You see we are told in articles, blogs, seminars and books to strike a balance between our personal life and our business life. We are told to not to let work take over our lives. Google allowing staff to work on pet projects for 20% of the time is an example of trying to balance out the tireless focus on priority work.

Well here is a contrarian thought. For owners of private companies I recommend they stop separating out personal and business priorities and instead collide them into each other! Your business is your life. It probably accounts for well over 70% of your wealth. It’s your vehicle for personal happiness. So owners need to ask themselves what are they trying to achieve from the rest of their life whether they are 35 or 65?

By setting out those questions on personal objectives clearly you can then turn to the objectives you have for the business. The CEO of a division of GE, or Apple or Google rarely gets that chance but the owner of a private does. Its’s the key perk of the job!

Personally I find questions help to clarify the issues so to be helpful here are a list of questions to consider. You might need help figuring out the answers but at least you will be worrying about the right issues.

Personal Objectives
  1. Is it wise to keep the majority of your wealth in one single company?
  2. Are there any compelling personal events arising in the next 3 to 5 years that need to be aligned with an exit or partial cashing out?
  3. Do you want to buy out your non executive brother/sister/aunt?
  4. Does your personal tax situation affect the timing of an exit?
  5. Do you need some cash now to buy that Boston apartment?
  6. Do you want to see your new company strategy properly executed?
  7. Are you bored and longing to spend your time doing other things? e.g. investing in other businesses, mastering hobbies, educating entrepreneurs, travelling more for fun (of course these ideas may confirm to you that managing your business is exactly what you want to do).
  8. Are you keen to start a new company in a new sector.
  9. Are you bored being the CEO?
  10. Do you want to earn significantly higher bonuses or dividends?
  11. Do you feel you are working on the wrong stuff inside your business?
  12. Do staff understand what motivates you?

Answers to these questions will allow you to formulate both personal and corporate solutions that makes sense.

By reconciling these personal objectives with the corporate strategy on a regular basis you avoid huge disappointment and mutual mystification between shareholders, management and all employees.

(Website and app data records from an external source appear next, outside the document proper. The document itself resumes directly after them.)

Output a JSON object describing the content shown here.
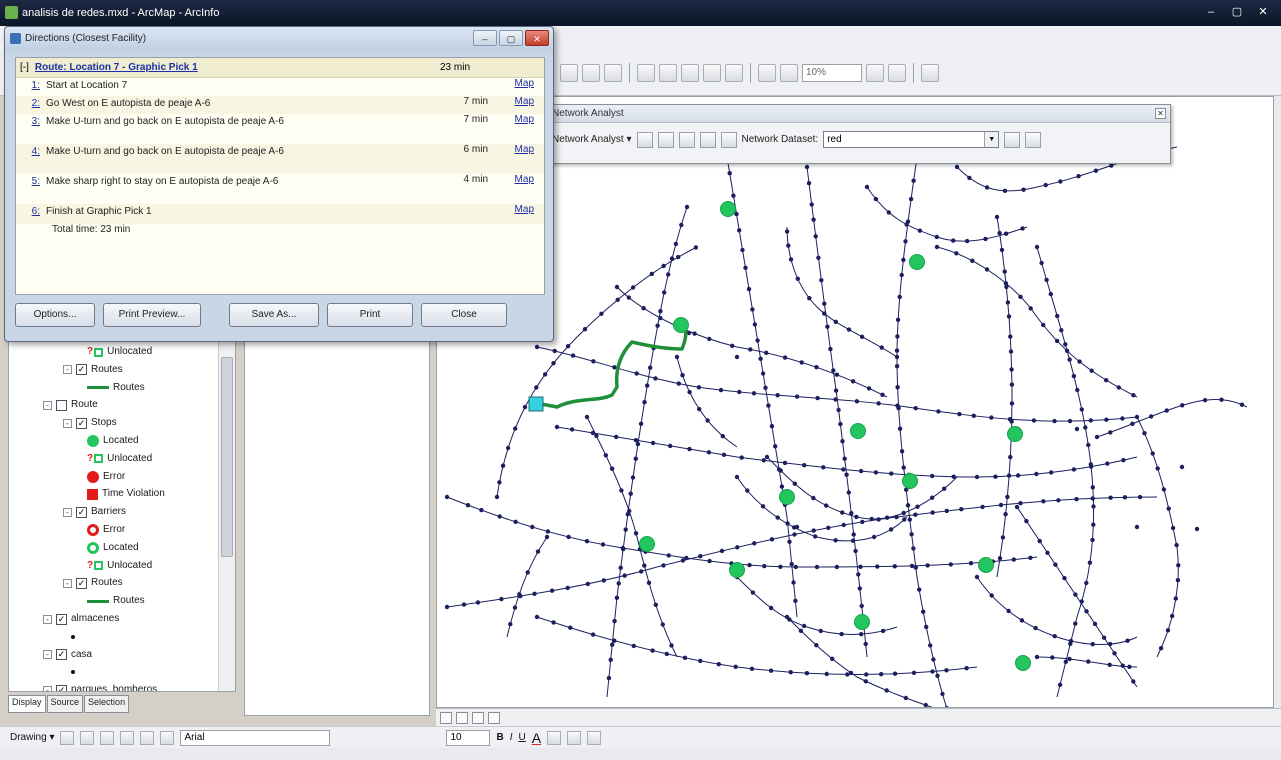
{
  "window": {
    "title": "analisis de redes.mxd - ArcMap - ArcInfo",
    "controls": [
      "–",
      "▢",
      "✕"
    ]
  },
  "main_toolbar": {
    "zoom_value": "10%"
  },
  "directions": {
    "title": "Directions (Closest Facility)",
    "route": {
      "expand": "[-]",
      "name": "Route: Location 7 - Graphic Pick 1",
      "time": "23 min"
    },
    "steps": [
      {
        "num": "1:",
        "text": "Start at Location 7",
        "time": "",
        "map": "Map"
      },
      {
        "num": "2:",
        "text": "Go West on E autopista de peaje A-6",
        "time": "7 min",
        "map": "Map"
      },
      {
        "num": "3:",
        "text": "Make U-turn and go back on E autopista de peaje A-6",
        "time": "7 min",
        "map": "Map"
      },
      {
        "num": "4:",
        "text": "Make U-turn and go back on E autopista de peaje A-6",
        "time": "6 min",
        "map": "Map"
      },
      {
        "num": "5:",
        "text": "Make sharp right to stay on E autopista de peaje A-6",
        "time": "4 min",
        "map": "Map"
      },
      {
        "num": "6:",
        "text": "Finish at Graphic Pick 1",
        "time": "",
        "map": "Map"
      }
    ],
    "total": "Total time: 23 min",
    "buttons": [
      "Options...",
      "Print Preview...",
      "Save As...",
      "Print",
      "Close"
    ]
  },
  "network_analyst": {
    "title": "Network Analyst",
    "menu_label": "Network Analyst ▾",
    "dataset_label": "Network Dataset:",
    "dataset_value": "red"
  },
  "toc": {
    "items": [
      {
        "label": "Unlocated",
        "symbol": "unlocated"
      },
      {
        "label": "Routes",
        "symbol": "check",
        "expand": "-"
      },
      {
        "label": "Routes",
        "symbol": "line"
      },
      {
        "label": "Route",
        "symbol": "check-empty",
        "expand": "-"
      },
      {
        "label": "Stops",
        "symbol": "check",
        "expand": "-"
      },
      {
        "label": "Located",
        "symbol": "green-dot"
      },
      {
        "label": "Unlocated",
        "symbol": "unlocated"
      },
      {
        "label": "Error",
        "symbol": "red-dot"
      },
      {
        "label": "Time Violation",
        "symbol": "red-square"
      },
      {
        "label": "Barriers",
        "symbol": "check",
        "expand": "-"
      },
      {
        "label": "Error",
        "symbol": "red-ring"
      },
      {
        "label": "Located",
        "symbol": "green-ring"
      },
      {
        "label": "Unlocated",
        "symbol": "unlocated"
      },
      {
        "label": "Routes",
        "symbol": "check",
        "expand": "-"
      },
      {
        "label": "Routes",
        "symbol": "line"
      },
      {
        "label": "almacenes",
        "symbol": "check",
        "expand": "-"
      },
      {
        "label": "",
        "symbol": "small-dot"
      },
      {
        "label": "casa",
        "symbol": "check",
        "expand": "-"
      },
      {
        "label": "",
        "symbol": "small-dot"
      },
      {
        "label": "parques_bomberos",
        "symbol": "check",
        "expand": "-"
      }
    ],
    "tabs": [
      "Display",
      "Source",
      "Selection"
    ]
  },
  "drawing_toolbar": {
    "label": "Drawing ▾",
    "font_name": "Arial",
    "font_size": "10",
    "bold": "B",
    "italic": "I",
    "underline": "U",
    "font_color": "A"
  },
  "map": {
    "facility_color": "#22c55e",
    "route_color": "#1f8f3a",
    "network_color": "#1b1f5e",
    "incident_color": "#35d0e0"
  }
}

This alignment will bring a new level of energy, a new velocity, passion and commitment that will engulf all stakeholders, driving them towards a common goal.